I used to be against panhandling completely, figuring it was a cop out and an excuse. Now, I have a different opinion.
While homeless and hitchhiking, I figured people could see my need and would give if they felt so inclined. And, they did. Most gave $2 or $5, while some amazingly gave $100 bills, at the exact time we needed it most. The night of November 18, 2013 in Springfield, Missouri was the exception. That night I became a beggar. James and I, and our sweet dog Curious George, had been waiting at a Walmart. My mom was going to wire me $100 for my birthday the next day. We had lightweight jackets and two small blankets and it was the coldest day on the road so far.
When it got to be after 9:00 p.m. and down in the thirties and I saw James and Curious George shivering, I couldn't stand it anymore. We needed shelter and we needed it fast. I had $17. I went to a small motel and asked the night attendant how much a room would cost with tax. He said 40 bucks. I talked him down to 30. I went over to a Chili's restaurant across the street, and as the people came out to their cars, I'll never forget approaching them.
I swallowed my pride and said, "Excuse me, I am sorry to bother you. I have never done this before. My friend and my dog are really cold, and we need 13 more dollars to get into that motel tonight," pointing across the parking lot. The first group, an older man and his wife, gave me a five dollar bill, followed by two girls in their twenties ten minutes later, who gave me the last $8.00 we needed. One of the girls said, "My mom who's about your age was homeless for a while, I'm glad to help." Thanks to their generosity, we slept inside (on a warm bed!) that night.
Though panhandling was not my regular "go-to" while homeless, I don't look down on it anymore. Who am I to judge? I figure, a person should decide if they want to panhandle and another person should decide if they want to give. That is their prerogative, no one else's business. Being kind can never be controlled by any person or any governmental entity. I have known people who panhandle daily and some who panhandle as needed. In Tallahassee, a man named Keith panhandles on two different corners pretty much every day, calling the people who give him money his friends. A woman I knew in Wilmington, who stood a good six feet tall, would go out every Friday to the same busy corner near the Cape Fear Memorial Bridge and beg until she got $150 for the week. She had no guilt, no pride, no shame. She saw it as a necessity of life until her life changed. Later, I heard she moved out of state to live with her daughter.
All of these situations point to the fact that many U.S. citizens do not have the resources to take care of themselves or their families. While at the same time, according to National Priorities Project, in 2016, the U.S. government spent 64 percent of its discretionary budget on the military, incarceration, immigration, and the "war" on drugs – not on people.
If we work on solving the immediate problems of personal livelihood in America, if we address homelessness like we really care about the people involved (for they could be us), we'd be spending a lot more energy on peace efforts, rather than on further militarization.

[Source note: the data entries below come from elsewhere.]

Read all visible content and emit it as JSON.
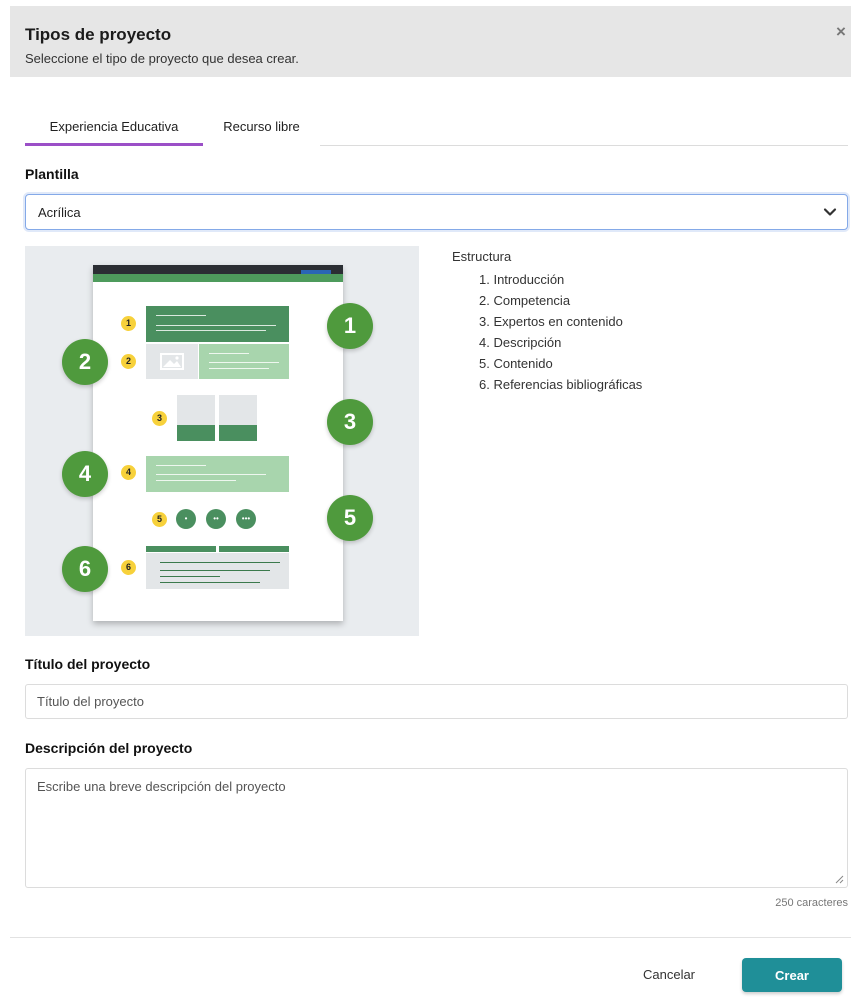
{
  "modal": {
    "title": "Tipos de proyecto",
    "subtitle": "Seleccione el tipo de proyecto que desea crear.",
    "close_icon": "×"
  },
  "tabs": [
    {
      "label": "Experiencia Educativa",
      "active": true
    },
    {
      "label": "Recurso libre",
      "active": false
    }
  ],
  "template": {
    "label": "Plantilla",
    "selected": "Acrílica"
  },
  "preview": {
    "small_badges": [
      "1",
      "2",
      "3",
      "4",
      "5",
      "6"
    ],
    "large_badges": [
      "1",
      "2",
      "3",
      "4",
      "5",
      "6"
    ],
    "circle_labels": [
      "•",
      "••",
      "•••"
    ],
    "accent_colors": {
      "dark_green": "#4a8f5f",
      "light_green": "#a8d5ad",
      "badge_green": "#4f9a3d",
      "badge_yellow": "#f7d13b"
    }
  },
  "structure": {
    "heading": "Estructura",
    "items": [
      "1. Introducción",
      "2. Competencia",
      "3. Expertos en contenido",
      "4. Descripción",
      "5. Contenido",
      "6. Referencias bibliográficas"
    ]
  },
  "project_title": {
    "label": "Título del proyecto",
    "placeholder": "Título del proyecto"
  },
  "project_description": {
    "label": "Descripción del proyecto",
    "placeholder": "Escribe una breve descripción del proyecto",
    "counter": "250 caracteres"
  },
  "footer": {
    "cancel_label": "Cancelar",
    "create_label": "Crear"
  },
  "colors": {
    "tab_accent": "#9b4fc7",
    "primary_button": "#1f8f98",
    "header_bg": "#e6e6e6"
  }
}
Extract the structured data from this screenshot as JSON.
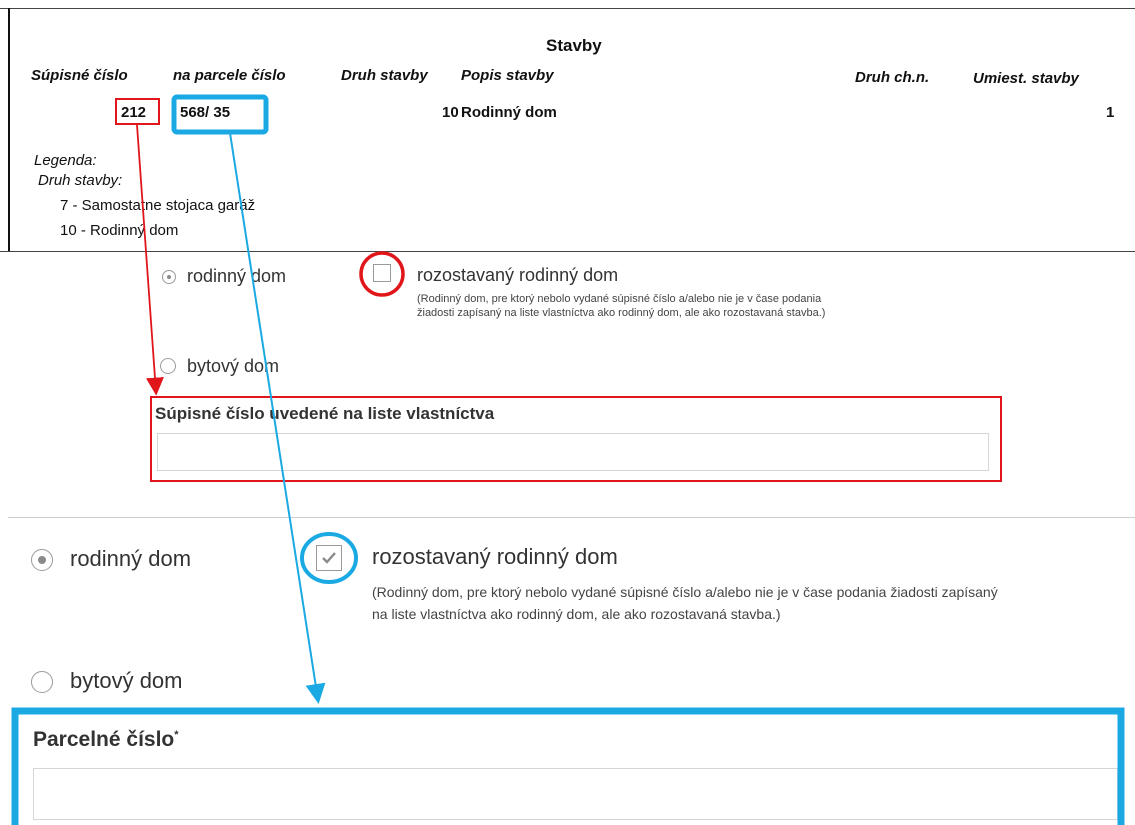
{
  "excerpt": {
    "section_title": "Stavby",
    "headers": {
      "supisne_cislo": "Súpisné číslo",
      "na_parcele_cislo": "na parcele číslo",
      "druh_stavby": "Druh stavby",
      "popis_stavby": "Popis stavby",
      "druh_chn": "Druh ch.n.",
      "umiest_stavby": "Umiest. stavby"
    },
    "row": {
      "supisne_cislo": "212",
      "parcela": "568/ 35",
      "druh_stavby": "10",
      "popis_stavby": "Rodinný dom",
      "umiest_stavby": "1"
    },
    "legend": {
      "title": "Legenda:",
      "subtitle": "Druh stavby:",
      "items": [
        "7 - Samostatne stojaca garáž",
        "10 - Rodinný dom"
      ]
    }
  },
  "form_small": {
    "radio_rodinny": "rodinný dom",
    "checkbox_label": "rozostavaný rodinný dom",
    "note_line1": "(Rodinný dom, pre ktorý nebolo vydané súpisné číslo a/alebo nie je v čase podania",
    "note_line2": "žiadosti zapísaný na liste vlastníctva ako rodinný dom, ale ako rozostavaná stavba.)",
    "radio_bytovy": "bytový dom",
    "field_label": "Súpisné číslo uvedené na liste vlastníctva",
    "field_value": "",
    "checkbox_checked": false
  },
  "form_large": {
    "radio_rodinny": "rodinný dom",
    "checkbox_label": "rozostavaný rodinný dom",
    "note_line1": "(Rodinný dom, pre ktorý nebolo vydané súpisné číslo a/alebo nie je v čase podania žiadosti zapísaný",
    "note_line2": "na liste vlastníctva ako rodinný dom, ale ako rozostavaná stavba.)",
    "radio_bytovy": "bytový dom",
    "field_label": "Parcelné číslo",
    "required_mark": "*",
    "field_value": "",
    "checkbox_checked": true
  },
  "colors": {
    "red_annotation": "#e0161b",
    "blue_annotation": "#1aa9e2"
  }
}
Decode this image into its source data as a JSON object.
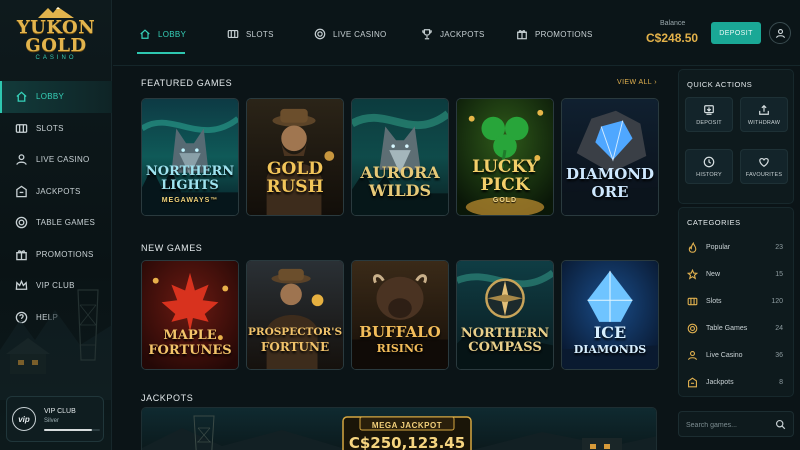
{
  "brand": {
    "line1": "YUKON",
    "line2": "GOLD",
    "sub": "CASINO"
  },
  "nav": {
    "items": [
      {
        "label": "LOBBY",
        "icon": "home-icon"
      },
      {
        "label": "SLOTS",
        "icon": "slots-icon"
      },
      {
        "label": "LIVE CASINO",
        "icon": "user-icon"
      },
      {
        "label": "JACKPOTS",
        "icon": "jackpot-icon"
      },
      {
        "label": "TABLE GAMES",
        "icon": "chip-icon"
      },
      {
        "label": "PROMOTIONS",
        "icon": "gift-icon"
      },
      {
        "label": "VIP CLUB",
        "icon": "crown-icon"
      },
      {
        "label": "HELP",
        "icon": "help-icon"
      }
    ]
  },
  "vip": {
    "badge": "vip",
    "title": "VIP CLUB",
    "tier": "Silver",
    "progress": 0.85
  },
  "topbar": {
    "tabs": [
      {
        "label": "LOBBY",
        "icon": "home-icon"
      },
      {
        "label": "SLOTS",
        "icon": "slots-icon"
      },
      {
        "label": "LIVE CASINO",
        "icon": "chip-icon"
      },
      {
        "label": "JACKPOTS",
        "icon": "trophy-icon"
      },
      {
        "label": "PROMOTIONS",
        "icon": "gift-icon"
      }
    ],
    "balance_label": "Balance",
    "balance_value": "C$248.50",
    "deposit_label": "DEPOSIT"
  },
  "featured": {
    "title": "FEATURED GAMES",
    "view_all": "VIEW ALL",
    "games": [
      {
        "line1": "NORTHERN",
        "line2": "LIGHTS",
        "sub": "MEGAWAYS™",
        "accent": "#9fe3f0"
      },
      {
        "line1": "GOLD",
        "line2": "RUSH",
        "sub": "",
        "accent": "#f2c55a"
      },
      {
        "line1": "AURORA",
        "line2": "WILDS",
        "sub": "",
        "accent": "#e6c978"
      },
      {
        "line1": "LUCKY",
        "line2": "PICK",
        "sub": "GOLD",
        "accent": "#f3cf6a"
      },
      {
        "line1": "DIAMOND",
        "line2": "ORE",
        "sub": "",
        "accent": "#cfe9ff"
      }
    ]
  },
  "new_games": {
    "title": "NEW GAMES",
    "games": [
      {
        "line1": "MAPLE",
        "line2": "FORTUNES",
        "accent": "#f3c46a"
      },
      {
        "line1": "PROSPECTOR'S",
        "line2": "FORTUNE",
        "accent": "#f1c36b"
      },
      {
        "line1": "BUFFALO",
        "line2": "RISING",
        "accent": "#f3bd5a"
      },
      {
        "line1": "NORTHERN",
        "line2": "COMPASS",
        "accent": "#e9cf8a"
      },
      {
        "line1": "ICE",
        "line2": "DIAMONDS",
        "accent": "#d7efff"
      }
    ]
  },
  "jackpots": {
    "title": "JACKPOTS",
    "mega_label": "MEGA JACKPOT",
    "mega_value": "C$250,123.45"
  },
  "quick_actions": {
    "title": "QUICK ACTIONS",
    "items": [
      {
        "label": "DEPOSIT",
        "icon": "deposit-icon"
      },
      {
        "label": "WITHDRAW",
        "icon": "withdraw-icon"
      },
      {
        "label": "HISTORY",
        "icon": "history-icon"
      },
      {
        "label": "FAVOURITES",
        "icon": "heart-icon"
      }
    ]
  },
  "categories": {
    "title": "CATEGORIES",
    "items": [
      {
        "label": "Popular",
        "count": "23",
        "icon": "flame-icon"
      },
      {
        "label": "New",
        "count": "15",
        "icon": "star-icon"
      },
      {
        "label": "Slots",
        "count": "120",
        "icon": "slots-icon"
      },
      {
        "label": "Table Games",
        "count": "24",
        "icon": "chip-icon"
      },
      {
        "label": "Live Casino",
        "count": "36",
        "icon": "user-icon"
      },
      {
        "label": "Jackpots",
        "count": "8",
        "icon": "jackpot-icon"
      }
    ]
  },
  "search": {
    "placeholder": "Search games..."
  },
  "colors": {
    "accent": "#2ec7b0",
    "gold": "#e3b24a",
    "bg": "#0b1417"
  }
}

And, we'd be electing people for their compassion, ingenuity, and ability to bring about change for the benefit of the people, protecting our shared human dignity first and foremost. Those are the prerequisites for the new populist leaders in America as we move forward together.
Photo Credit: Public Domain.